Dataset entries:
---------------

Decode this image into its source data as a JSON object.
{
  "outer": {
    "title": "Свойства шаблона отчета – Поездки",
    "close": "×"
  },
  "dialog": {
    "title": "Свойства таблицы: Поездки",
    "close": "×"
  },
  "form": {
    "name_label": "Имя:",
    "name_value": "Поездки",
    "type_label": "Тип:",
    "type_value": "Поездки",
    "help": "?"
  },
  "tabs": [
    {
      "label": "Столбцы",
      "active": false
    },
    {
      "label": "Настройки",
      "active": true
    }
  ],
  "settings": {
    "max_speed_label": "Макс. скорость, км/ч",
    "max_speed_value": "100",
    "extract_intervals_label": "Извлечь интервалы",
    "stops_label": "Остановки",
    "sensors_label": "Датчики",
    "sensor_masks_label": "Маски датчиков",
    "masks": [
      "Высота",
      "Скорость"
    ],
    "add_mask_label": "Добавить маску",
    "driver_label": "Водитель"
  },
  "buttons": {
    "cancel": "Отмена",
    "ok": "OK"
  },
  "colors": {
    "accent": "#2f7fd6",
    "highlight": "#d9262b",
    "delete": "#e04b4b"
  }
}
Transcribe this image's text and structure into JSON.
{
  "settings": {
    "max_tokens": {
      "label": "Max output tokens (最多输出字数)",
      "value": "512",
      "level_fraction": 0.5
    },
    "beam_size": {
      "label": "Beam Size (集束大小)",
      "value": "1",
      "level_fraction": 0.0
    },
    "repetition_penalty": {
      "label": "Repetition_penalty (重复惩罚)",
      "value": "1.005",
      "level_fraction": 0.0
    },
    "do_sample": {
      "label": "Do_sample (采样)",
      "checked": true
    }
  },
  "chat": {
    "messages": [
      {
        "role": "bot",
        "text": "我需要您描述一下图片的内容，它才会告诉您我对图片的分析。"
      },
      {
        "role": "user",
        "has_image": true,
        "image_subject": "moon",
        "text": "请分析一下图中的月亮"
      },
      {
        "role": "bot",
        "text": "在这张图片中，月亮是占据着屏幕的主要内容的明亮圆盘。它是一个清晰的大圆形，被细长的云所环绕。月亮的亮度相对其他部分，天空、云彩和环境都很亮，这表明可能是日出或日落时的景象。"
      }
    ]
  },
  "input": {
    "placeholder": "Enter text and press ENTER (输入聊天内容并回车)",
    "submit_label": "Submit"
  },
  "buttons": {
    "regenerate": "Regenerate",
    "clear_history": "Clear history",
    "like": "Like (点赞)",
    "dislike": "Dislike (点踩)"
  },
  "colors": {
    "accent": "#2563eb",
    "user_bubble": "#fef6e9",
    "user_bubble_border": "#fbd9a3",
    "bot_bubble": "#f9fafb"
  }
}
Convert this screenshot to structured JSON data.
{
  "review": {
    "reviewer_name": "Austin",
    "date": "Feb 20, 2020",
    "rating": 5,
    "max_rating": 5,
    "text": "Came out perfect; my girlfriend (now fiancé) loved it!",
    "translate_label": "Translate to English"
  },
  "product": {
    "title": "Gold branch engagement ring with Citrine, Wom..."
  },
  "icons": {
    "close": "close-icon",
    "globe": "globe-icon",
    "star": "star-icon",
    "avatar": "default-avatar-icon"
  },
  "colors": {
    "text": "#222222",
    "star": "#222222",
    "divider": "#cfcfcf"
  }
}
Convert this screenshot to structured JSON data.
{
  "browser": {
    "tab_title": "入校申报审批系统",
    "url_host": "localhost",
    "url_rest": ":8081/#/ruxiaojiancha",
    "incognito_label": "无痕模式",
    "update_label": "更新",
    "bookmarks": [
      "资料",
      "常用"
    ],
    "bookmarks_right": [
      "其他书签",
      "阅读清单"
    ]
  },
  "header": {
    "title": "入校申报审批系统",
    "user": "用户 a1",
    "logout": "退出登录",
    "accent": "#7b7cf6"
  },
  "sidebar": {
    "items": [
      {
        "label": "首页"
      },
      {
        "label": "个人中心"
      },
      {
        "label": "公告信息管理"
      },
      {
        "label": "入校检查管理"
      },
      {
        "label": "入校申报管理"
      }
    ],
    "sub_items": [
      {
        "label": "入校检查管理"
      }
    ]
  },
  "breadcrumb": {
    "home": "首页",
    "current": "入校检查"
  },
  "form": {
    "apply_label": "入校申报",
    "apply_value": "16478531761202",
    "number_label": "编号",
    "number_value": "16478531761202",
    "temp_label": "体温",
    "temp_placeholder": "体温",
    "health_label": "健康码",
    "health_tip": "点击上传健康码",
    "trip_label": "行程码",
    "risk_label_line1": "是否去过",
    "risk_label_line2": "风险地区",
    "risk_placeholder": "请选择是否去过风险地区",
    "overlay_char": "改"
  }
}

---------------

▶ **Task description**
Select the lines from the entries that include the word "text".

▶ **Answer box**
Transcribe this image's text and structure into JSON.
        "text": "我需要您描述一下图片的内容，它才会告诉您我对图片的分析。"
        "text": "请分析一下图中的月亮"
        "text": "在这张图片中，月亮是占据着屏幕的主要内容的明亮圆盘。它是一个清晰的大圆形，被细长的云所环绕。月亮的亮度相对其他部分，天空、云彩和环境都很亮，这表明可能是日出或日落时的景象。"
    "placeholder": "Enter text and press ENTER (输入聊天内容并回车)",
    "text": "Came out perfect; my girlfriend (now fiancé) loved it!",
    "text": "#222222",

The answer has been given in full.